• Art (DANCE) as ACTivism—This unit empowers participants to communicate through dance and to
create and perform a meaningful message of change for their community.
• Breaking down Barriers—As a universal language, dance brings diverse groups together to address
topics such as bullying, disability, or English as a second language. (Also, see ‘Dance Speaks’ above.)
• Environmentally Dancing—Create and perform a story-ballet based on Dr. Seuss’ The Lorax, or real-life environmental issues, as part of an awareness campaign.
• Learning Styles—Students explore brain development and different learning styles through the lens of learning dance.
Professional Development Workshops for teachers include:
• Let’s Dance the Curriculum: Sparking Students through Movement and Learning
• The Scientific Dancer: Investigating, Experimenting, and Embodying Science through Dance
• Meaningful Movements: Connecting Dance with Reading and Writing
• Giant Steps Toward Reading: Exploring Fairy Tales Through Movement
• Brain-body connections of dance and its impact on early childhood development
• Lesson Plan Demonstrations
• Other topics are available or may be developed upon request.
Meaningful Movement (Digital)
Hourly rate: $50 per class per hour + 4 hours residency planning + 1/2 hour per class hour lesson planning / customization / set up / strike. OR Independent Contract rate of $100 per class per session
The following Meaningful Movement residencies are available as Zoom classes. Sample unit plans used for in-person residencies are attached below. Adjustments will be made for specific class learning goals and virtual learning settings. Other creative dance topics may be developed on request.

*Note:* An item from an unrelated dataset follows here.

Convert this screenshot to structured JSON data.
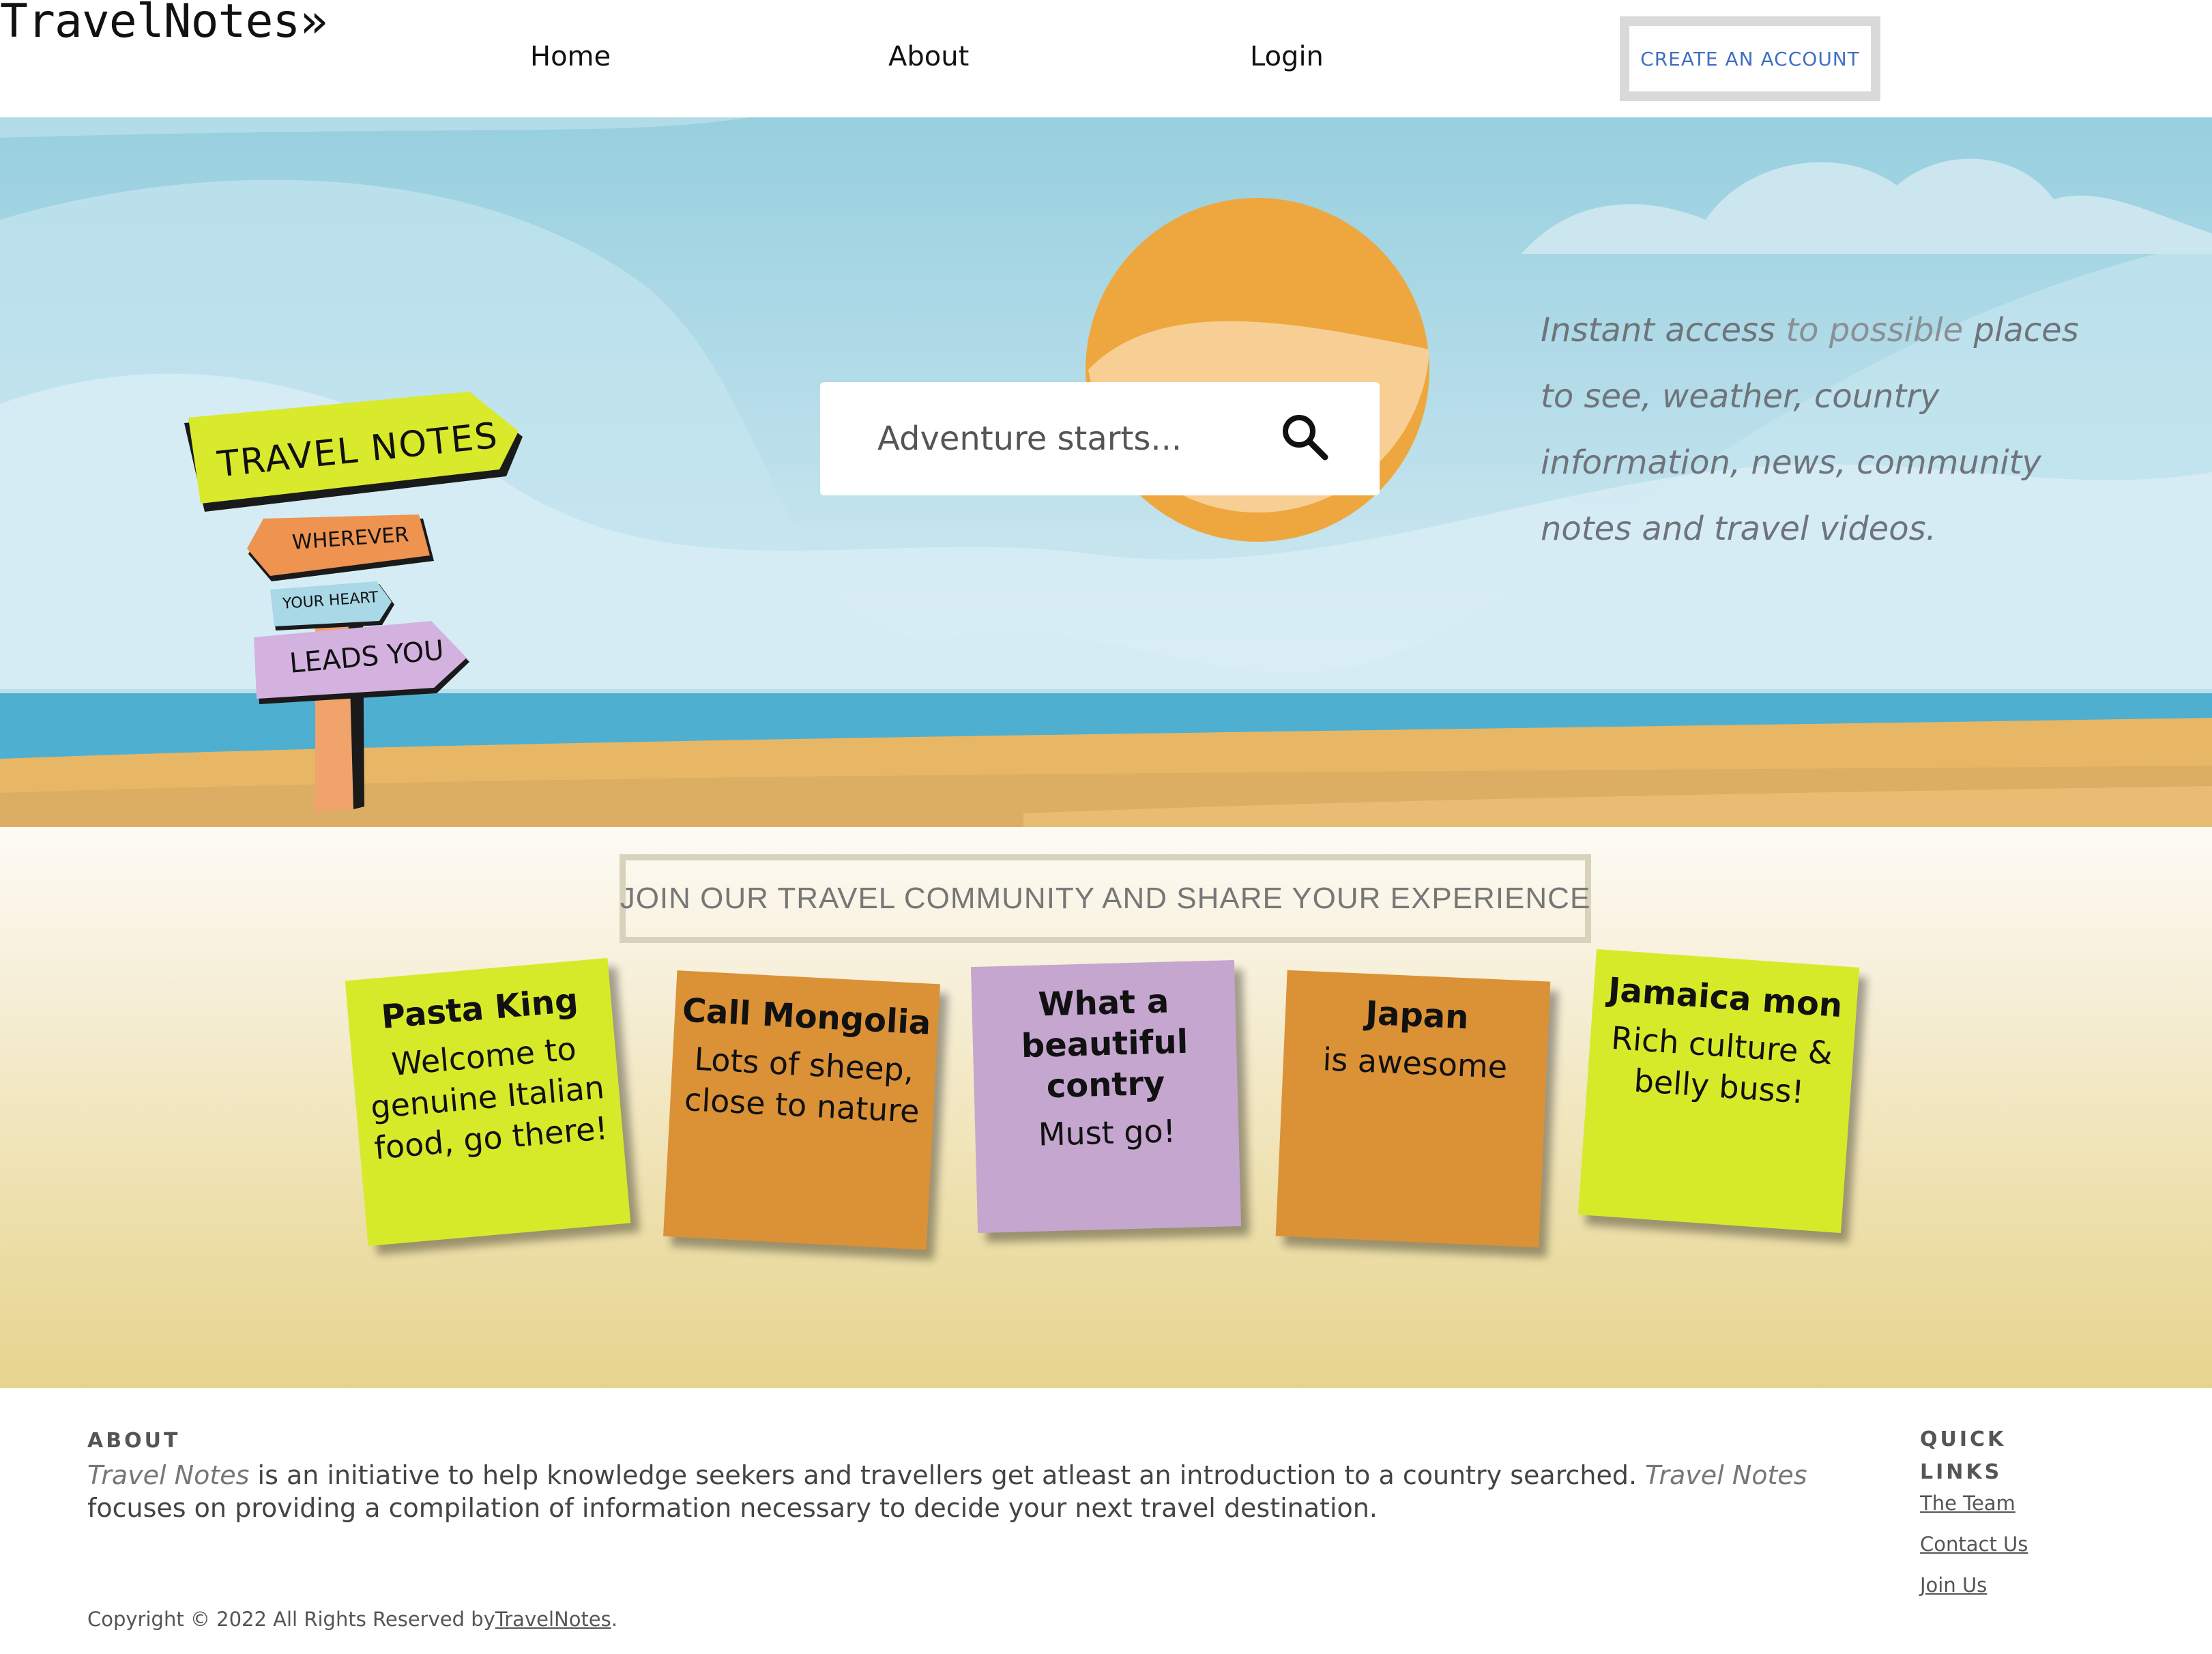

As part of the residency, teachers will receive detailed written curriculum and lesson plans.
Dance Speaks: Students learn about African-American and minority dancers through literature, explore different dance forms, and create movement to express ideas about themselves.
Dance Upon A Time: Students embody different characters, express vocabulary and perform parts of favorite children’s stories while developing spatial awareness, sequencing, and movement skills.
Different Ways of Learning…Dance: Students explore brain development and different learning styles through the lens of learning dance.